More Speed Cameras Coming to NYC and Long Island

Wednesday, June 25, 2014 - 11:57 AM

Legislation authorizing new speed cameras for New York City, Suffolk and Nassau counties was signed into law today by Governor Andrew Cuomo.

“If you think speed cameras are intrusive, don’t break the law. And if you don’t break the law you don’t have anything to worry about. And if you’re speeding in front of a school, you should have something to worry about,” Cuomo said.

The law allows for 120 new cameras to be installed near school zones in New York City, as well as 69 cameras in Suffolk County and 56 in Nassau. That brings the total in the city to 140, added to the 20 cameras authorized under a 2013 pilot program.

"We know that when drivers know they might get caught, they slow down. That’s critically important in school zones, where even five miles per hour can make the difference between life and death for a child,” said Senate Majority Co-Leader Jeff Klein, the lead sponsor of the camera bill in the senate.  

All the cameras are required to shut off an hour after school ends, which means most stop issuing tickets around 4 pm. A WNYC investigation found that traffic crashes peak in the city at 4 pm, just as the cameras go dark. The cameras currently operational — five, at last count — have issued more than 41,000 tickets since the start of the year. Tickets are issued only when drivers go more than 10 hours over the speed limit, which means over 25 in the 15-mile-an-hour school zone. 

Mayor Bill de Blasio and the New York City Council have both asked Albany for the authority to control the number, placement and operating hours for speed cameras in the city — an authority Albany has yet to grant.

The new cameras can begin operating in 30 days. 


Comments [8]

John from Long island

I have no problem with the cameras. The problem us that they can operate until 1/2 hour before oir after any student activity at the school. Exactly when is that? No average motoiresdt can ever know. Without flashing lights to indicate a school day they will issue a lot if tickets. But while flashing lights would get folks to slow down it would cut into revenue!

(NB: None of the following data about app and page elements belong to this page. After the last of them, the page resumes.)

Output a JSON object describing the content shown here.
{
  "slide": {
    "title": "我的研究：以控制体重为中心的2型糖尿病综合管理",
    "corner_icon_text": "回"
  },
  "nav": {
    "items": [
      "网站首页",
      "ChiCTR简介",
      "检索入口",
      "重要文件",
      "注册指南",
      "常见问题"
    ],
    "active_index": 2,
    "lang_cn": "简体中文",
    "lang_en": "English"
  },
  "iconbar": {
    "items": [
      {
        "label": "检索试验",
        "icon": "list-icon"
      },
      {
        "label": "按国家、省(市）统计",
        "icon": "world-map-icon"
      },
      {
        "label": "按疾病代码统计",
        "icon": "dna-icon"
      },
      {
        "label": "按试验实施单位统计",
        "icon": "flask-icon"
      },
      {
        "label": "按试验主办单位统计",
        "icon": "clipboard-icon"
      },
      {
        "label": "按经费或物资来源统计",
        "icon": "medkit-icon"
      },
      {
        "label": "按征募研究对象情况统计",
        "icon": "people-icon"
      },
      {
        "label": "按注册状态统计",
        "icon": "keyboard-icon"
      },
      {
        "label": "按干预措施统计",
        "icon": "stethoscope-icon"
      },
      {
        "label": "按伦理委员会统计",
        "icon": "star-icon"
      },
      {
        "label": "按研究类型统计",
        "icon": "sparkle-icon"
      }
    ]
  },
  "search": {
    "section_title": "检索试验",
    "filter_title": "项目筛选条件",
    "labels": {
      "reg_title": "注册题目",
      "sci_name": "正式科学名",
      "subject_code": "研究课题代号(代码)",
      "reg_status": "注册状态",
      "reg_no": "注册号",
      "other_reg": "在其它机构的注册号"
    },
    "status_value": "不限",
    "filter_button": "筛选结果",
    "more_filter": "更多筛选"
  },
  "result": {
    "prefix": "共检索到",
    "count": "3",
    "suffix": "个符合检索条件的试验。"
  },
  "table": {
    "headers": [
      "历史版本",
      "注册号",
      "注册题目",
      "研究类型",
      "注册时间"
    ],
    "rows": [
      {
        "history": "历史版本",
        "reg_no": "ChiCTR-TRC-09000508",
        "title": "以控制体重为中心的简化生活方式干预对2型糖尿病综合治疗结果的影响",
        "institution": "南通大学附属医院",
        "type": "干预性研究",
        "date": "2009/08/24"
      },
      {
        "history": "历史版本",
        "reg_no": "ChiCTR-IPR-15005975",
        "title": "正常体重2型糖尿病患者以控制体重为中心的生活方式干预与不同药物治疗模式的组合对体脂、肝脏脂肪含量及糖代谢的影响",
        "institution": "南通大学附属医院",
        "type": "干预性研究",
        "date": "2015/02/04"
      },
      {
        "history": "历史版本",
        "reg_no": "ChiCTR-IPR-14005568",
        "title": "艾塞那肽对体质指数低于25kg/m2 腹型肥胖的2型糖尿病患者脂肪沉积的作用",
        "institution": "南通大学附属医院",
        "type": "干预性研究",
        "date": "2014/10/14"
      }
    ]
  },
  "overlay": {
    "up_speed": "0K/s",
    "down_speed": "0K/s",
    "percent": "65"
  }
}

Aug. 22 2014 08:45 PM
Tal Barzilai from Pleasantville, NY

I suggest reading the letter from the firefighter who had a tough time getting by the pedestrian who stopped halfway in the crosswalk to light a cigarette.

Jun. 28 2014 06:41 PM
Daniel from Brooklyn

Lets invest serious money in the speed camera program. We should have 40,000 cameras not 140. We should also place the camera so we can take a good picture of the perp. That way we can just issue a fine if they are going 1 mph over the limit, but we can issue points if they go 5, 10 or 15 mph over the limit. Points will let us get the worst drivers off the road for good.

Jun. 26 2014 09:58 PM
AMHess from Harlem

"Tickets are issued only when drivers go more than 10 hours over the speed limit..."

I'm guessing that's 10 [b]mph[/b] over the limit? That is far too large a threshold.

"And if you’re speeding in front of a school, you should have something to worry about."

Yes, and if you're speeding on any street where people live, work, or play, you should have something to worry about.

Jun. 26 2014 12:13 PM
Tal Barzilai from Pleasantville, NY

Remember, if more follow the rules because of the cameras, then no money can be made of it, which shows which is the primary reason for this.

Jun. 25 2014 09:05 PM

Tal - blah blah. Well guess what - unless someone can prove that the cameras are inaccurate - then I have no problem with it being a "money maker". If you don't break the law you don't have a problem.

Jun. 25 2014 06:13 PM
John from New York City

"Yes, they do, is the short answer," says Robert Gifford, executive director of the Parliamentary Advisory Council for Transport Safety. "A four-year evaluation of their effectiveness concluded that 100 lives were saved every year." The same study concluded that there was a 40% reduction in the number of deaths and injuries on roads with speed cameras."

Jun. 25 2014 04:07 PM
Tal Barzilai from Pleasantville, NY

Speed cameras are hardly about keeping the roads safe. They are more about generating revenue. If motorists will slow down to avoid the ticket, then the police and local politicians will see this as nothing more than a net money loser to them. In a way, they kind of still want us to speed in order to make that revenue. It's not like these cameras will do anything to stop an accident from occurring let alone alert the police. This is why Pat Lynch, who is the head of the PBA, has opposed this. Also, placing a bunch of cameras feel like something out of a George Orwell novel like 1984 where the lower classes always felt paranoid because they were feeling watched by the government on whatever they were doing forcing them to do just about everything underground to avoid it.

Jun. 25 2014 03:45 PM

Leave a Comment

Email addresses are required but never displayed.

Get the WNYC Morning Brief in your inbox.
We'll send you our top 5 stories every day, plus breaking news and weather.